I glanced at the afternoon sunshine and thought of the black cod in my pack. “Well, will you be there for a minute? I’ve got some fish for her that I could drop off.”
“Who is this?” the man asked.
I hesitated. “Friend” assumed too much; “smitten admirer” would be more honest. “My name’s Tele… I visit with Isabella sometimes.”
His quiet words hit my ear like small pebbles dropped down a well, as he explained that Isabella had fallen the day before. “She was Medevaced to Anchorage… We don’t think she’s coming home.”
I saw Isabella once this spring, shortly after we returned to Sitka. She told me to make us some pancakes, supervising every step from her seat at the kitchen table, murmuring along with the stereo. That saved a wretch like me. She said how blessed she was, reflecting on the love and generosity that people had shared during her winter hospitalizations. She said that she wasn’t afraid of death.
Penny piles lined her coffee table, copper flashes amidst the endless papers of a lifelong leader still organizing from her living room couch. When she grumbled about needing penny rolls, I volunteered to pick some up at the bank. They’re still in my backpack, a rubber-banded stack heavy with accusation. Why didn’t I take them straight to her, right after leaving the bank?
Isabella sent me out the door with a small jar of sourdough starter. She promised, “Once you make your pancakes from sourdough, you’ll wonder why you never did before.” It’s in the Nerka’s dorm-sized refrigerator now. I don’t know anything about keeping starter alive, but I’ll learn. It’s what remains.
Some people seem too powerful to die. Whether by the confidence with which they move through the world, the magnitude of their service, or the depth of what they’ve survived, they seem invincible. As if they glow so bright that they’d scorch Death’s grasping hand. Maybe part of me imagined that would be true of Isabella. When I saw Raven Radio’s Wednesday headline – “Native leader, activist Isabella Brady dies at 88” – I didn’t want to believe.
As a non-Native, I’ll never know the strength, courage, and hope that she provided to so many. The community is reeling, grief shrouding the Brady family, the Kik.sadi clan, and Native people throughout the region. I’ll never know the taste of their loss. I was blessed to spend a mere speck of time in Isabella’s company, a few afternoons far more significant to me than they would have been to her. And though I fear some may hear this story as self-absorbed, my experience is the only authentic place I can speak from, the only language I have to honor Isabella’s tremendous legacy.

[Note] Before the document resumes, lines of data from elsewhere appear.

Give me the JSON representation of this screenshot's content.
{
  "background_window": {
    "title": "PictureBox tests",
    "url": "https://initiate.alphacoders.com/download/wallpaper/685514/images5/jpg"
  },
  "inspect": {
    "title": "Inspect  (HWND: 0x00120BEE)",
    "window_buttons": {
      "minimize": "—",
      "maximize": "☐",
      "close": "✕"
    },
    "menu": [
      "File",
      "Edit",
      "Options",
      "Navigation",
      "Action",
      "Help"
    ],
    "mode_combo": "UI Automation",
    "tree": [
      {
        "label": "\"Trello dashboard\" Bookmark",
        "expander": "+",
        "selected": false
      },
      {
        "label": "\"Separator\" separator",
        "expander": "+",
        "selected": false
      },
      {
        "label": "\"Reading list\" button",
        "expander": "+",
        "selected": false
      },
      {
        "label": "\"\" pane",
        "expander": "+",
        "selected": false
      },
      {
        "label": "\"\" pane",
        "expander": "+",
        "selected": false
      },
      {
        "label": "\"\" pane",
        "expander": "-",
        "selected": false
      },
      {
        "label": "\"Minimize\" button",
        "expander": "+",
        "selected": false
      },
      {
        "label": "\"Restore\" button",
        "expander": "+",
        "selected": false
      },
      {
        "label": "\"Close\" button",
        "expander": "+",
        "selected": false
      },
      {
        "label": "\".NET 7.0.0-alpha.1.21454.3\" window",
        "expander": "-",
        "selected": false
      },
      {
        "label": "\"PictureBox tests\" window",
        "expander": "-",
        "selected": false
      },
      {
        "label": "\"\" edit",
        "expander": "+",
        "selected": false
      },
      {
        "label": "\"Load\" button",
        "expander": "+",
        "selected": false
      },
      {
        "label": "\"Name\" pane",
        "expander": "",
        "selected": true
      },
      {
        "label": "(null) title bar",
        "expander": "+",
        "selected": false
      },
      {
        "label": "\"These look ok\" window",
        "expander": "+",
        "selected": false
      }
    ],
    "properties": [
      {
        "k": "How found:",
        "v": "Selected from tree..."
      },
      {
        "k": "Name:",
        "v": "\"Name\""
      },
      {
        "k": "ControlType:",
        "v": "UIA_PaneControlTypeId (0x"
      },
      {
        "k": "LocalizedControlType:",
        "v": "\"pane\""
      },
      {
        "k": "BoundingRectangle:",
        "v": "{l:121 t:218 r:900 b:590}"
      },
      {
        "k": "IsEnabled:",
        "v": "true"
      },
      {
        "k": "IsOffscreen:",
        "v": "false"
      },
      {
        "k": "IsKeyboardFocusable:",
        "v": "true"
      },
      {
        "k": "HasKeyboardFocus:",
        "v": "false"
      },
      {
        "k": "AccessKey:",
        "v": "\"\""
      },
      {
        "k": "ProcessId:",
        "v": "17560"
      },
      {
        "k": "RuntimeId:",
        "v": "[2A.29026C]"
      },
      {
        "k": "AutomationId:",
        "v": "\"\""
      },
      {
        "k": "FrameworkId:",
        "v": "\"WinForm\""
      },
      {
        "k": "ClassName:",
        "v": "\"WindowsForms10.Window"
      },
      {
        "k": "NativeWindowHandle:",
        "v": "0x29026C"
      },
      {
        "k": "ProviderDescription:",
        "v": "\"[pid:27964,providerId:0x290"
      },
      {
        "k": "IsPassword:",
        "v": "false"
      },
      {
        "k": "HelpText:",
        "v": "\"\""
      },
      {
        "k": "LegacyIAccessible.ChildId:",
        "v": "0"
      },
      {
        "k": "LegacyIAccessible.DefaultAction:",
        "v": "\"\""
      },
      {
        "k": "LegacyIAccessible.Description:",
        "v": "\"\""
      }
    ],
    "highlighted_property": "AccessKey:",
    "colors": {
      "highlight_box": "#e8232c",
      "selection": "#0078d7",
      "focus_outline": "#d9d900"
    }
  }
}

In several grace-filled sentences, Mike Schinke said what I’ve spent pages struggling to convey. I’m thankful for his permission to re-post them here.
“A prayer of solace for the Brady family. A prayer for the health of remaining elders. A prayer for the perpetuation of Tlingit language and culture.
Let Isabella Brady’s life be a testament that one person can make a difference in the world. May her accomplishments inspire many to also make the world a better place in their own ways. She will be missed by many and her absence will be felt far and wide for a long time.”
Amen. Rest in peace, Isabella. My deep sympathy to all who are mourning.